The Song period was in many ways the great age of the scholar-official. Printing had been invented in the late Tang, and by Song times books were more widely available and much less expensive. Increased access to education and the expanded civil service examination system brought more scholars into government service than ever before. As competition for civil service positions increased, the prestige of scholar-officials also grew, and by the end of the Song period, the scholar-official had achieved significant cultural, social, and political importance.
The Song period also saw a revival of Confucianism, known as Neo-Confucianism. The revival was accomplished by master teachers who gathered around them adult students. Particularly notable teachers include the brothers Cheng Hao (1032-1085) and Cheng Yi (1033-1107), who developed theories about the workings of the cosmos in terms of li (immaterial universal principle) and qi (the substance of which all material things are made).
Zhu Xi, an important 12th-century teacher, served several times in government posts; wrote, compiled, or edited nearly a hundred books; corresponded with dozens of other scholars; and still regularly taught groups of disciples.
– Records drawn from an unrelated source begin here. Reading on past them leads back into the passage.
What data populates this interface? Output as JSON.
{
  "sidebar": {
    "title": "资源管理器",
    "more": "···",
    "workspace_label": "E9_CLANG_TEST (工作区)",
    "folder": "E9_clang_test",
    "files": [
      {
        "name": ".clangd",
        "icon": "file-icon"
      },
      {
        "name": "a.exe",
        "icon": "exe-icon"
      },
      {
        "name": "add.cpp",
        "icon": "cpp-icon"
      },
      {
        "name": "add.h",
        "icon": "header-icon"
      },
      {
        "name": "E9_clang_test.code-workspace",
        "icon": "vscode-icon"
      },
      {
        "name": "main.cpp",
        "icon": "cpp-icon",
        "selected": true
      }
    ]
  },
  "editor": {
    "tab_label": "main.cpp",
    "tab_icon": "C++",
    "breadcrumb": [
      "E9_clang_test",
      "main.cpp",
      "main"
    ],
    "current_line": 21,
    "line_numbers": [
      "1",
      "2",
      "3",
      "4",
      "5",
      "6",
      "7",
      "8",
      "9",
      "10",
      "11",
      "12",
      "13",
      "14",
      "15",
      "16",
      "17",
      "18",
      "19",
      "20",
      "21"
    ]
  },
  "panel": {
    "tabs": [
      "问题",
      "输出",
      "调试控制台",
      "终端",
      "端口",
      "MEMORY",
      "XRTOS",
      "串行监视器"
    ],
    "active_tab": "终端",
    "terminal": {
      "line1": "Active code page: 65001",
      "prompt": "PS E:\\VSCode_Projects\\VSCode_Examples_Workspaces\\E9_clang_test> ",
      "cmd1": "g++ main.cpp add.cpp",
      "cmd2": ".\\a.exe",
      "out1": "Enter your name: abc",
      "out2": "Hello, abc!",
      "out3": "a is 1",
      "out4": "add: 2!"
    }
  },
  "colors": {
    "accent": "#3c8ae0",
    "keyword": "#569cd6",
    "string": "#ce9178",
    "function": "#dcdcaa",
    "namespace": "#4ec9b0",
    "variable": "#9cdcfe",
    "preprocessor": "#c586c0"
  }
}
After his death, his commentaries on the classics became required reading for everyone studying to take the civil service examinations.
From the Song period to the early 20th century, men in China who aspired to hold office or be part of the educated elite pursued years of intensive Confucian study and formed close, often lifelong relationships with their teachers. Many scholars also pursued refined activities such as collecting antiques and cultivating the arts, especially poetry, calligraphy, and painting. "China" © Emmanuel BUCHOT, Encarta, Wikipedia.
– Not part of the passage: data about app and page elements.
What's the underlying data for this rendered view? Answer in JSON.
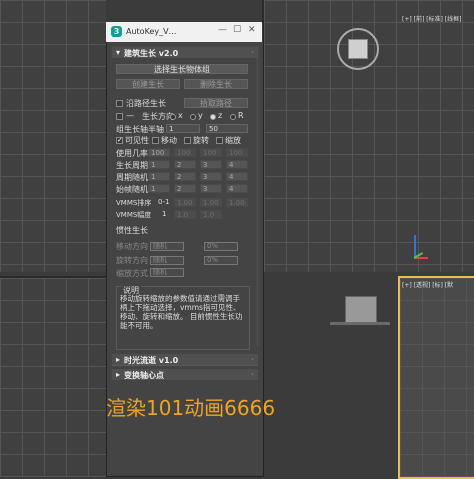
{
  "viewports": {
    "top_right_label": "[+] [前] [标准] [线框]",
    "bottom_right_label": "[+] [透视] [标] [默"
  },
  "window": {
    "title": "AutoKey_V…",
    "logo": "3",
    "minimize": "—",
    "maximize": "☐",
    "close": "✕"
  },
  "rollouts": {
    "growth": {
      "arrow": "▾",
      "title": "建筑生长 v2.0",
      "select_group_button": "选择生长物体组",
      "create_growth_button": "创建生长",
      "delete_growth_button": "删除生长",
      "path_growth_checkbox": "沿路径生长",
      "pick_path_button": "拾取路径",
      "dash_label": "—",
      "growth_dir_label": "生长方向",
      "axes": [
        "x",
        "y",
        "z",
        "R"
      ],
      "axis_selected": "z",
      "axis_label": "组生长轴半轴",
      "axis_value": "1",
      "axis_value2": "50",
      "visibility": "可见性",
      "move": "移动",
      "rotate": "旋转",
      "scale": "缩放",
      "prob_label": "使用几率",
      "prob_values": [
        "100",
        "100",
        "100",
        "100"
      ],
      "cycle_label": "生长周期",
      "cycle_values": [
        "1",
        "2",
        "3",
        "4"
      ],
      "period_random_label": "周期随机",
      "period_random_values": [
        "1",
        "2",
        "3",
        "4"
      ],
      "start_random_label": "始帧随机",
      "start_random_values": [
        "1",
        "2",
        "3",
        "4"
      ],
      "vmms_order_label": "VMMS排序",
      "vmms_order_value": "0-1",
      "vmms_order_values": [
        "1.00",
        "1.00",
        "1.00"
      ],
      "vmms_amp_label": "VMMS幅度",
      "vmms_amp_value": "1",
      "vmms_amp_values": [
        "1.0",
        "1.0"
      ],
      "inertia_label": "惯性生长",
      "move_dir_label": "移动方向",
      "rotate_dir_label": "旋转方向",
      "scale_mode_label": "缩放方式",
      "field_placeholder": "随机",
      "field_placeholder2": "0%",
      "notes_title": "说明",
      "notes_text": "移动旋转缩放的参数值请通过需调手柄上下拖动选择，vmms指可见性、移动、旋转和缩放。 目前惯性生长功能不可用。"
    },
    "time_flow": {
      "arrow": "▸",
      "title": "时光流逝 v1.0"
    },
    "pivot": {
      "arrow": "▸",
      "title": "变换轴心点"
    }
  },
  "watermark": "渲染101动画6666"
}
Photos of European countries to visit
Photos of Asian countries to visit
Photos of America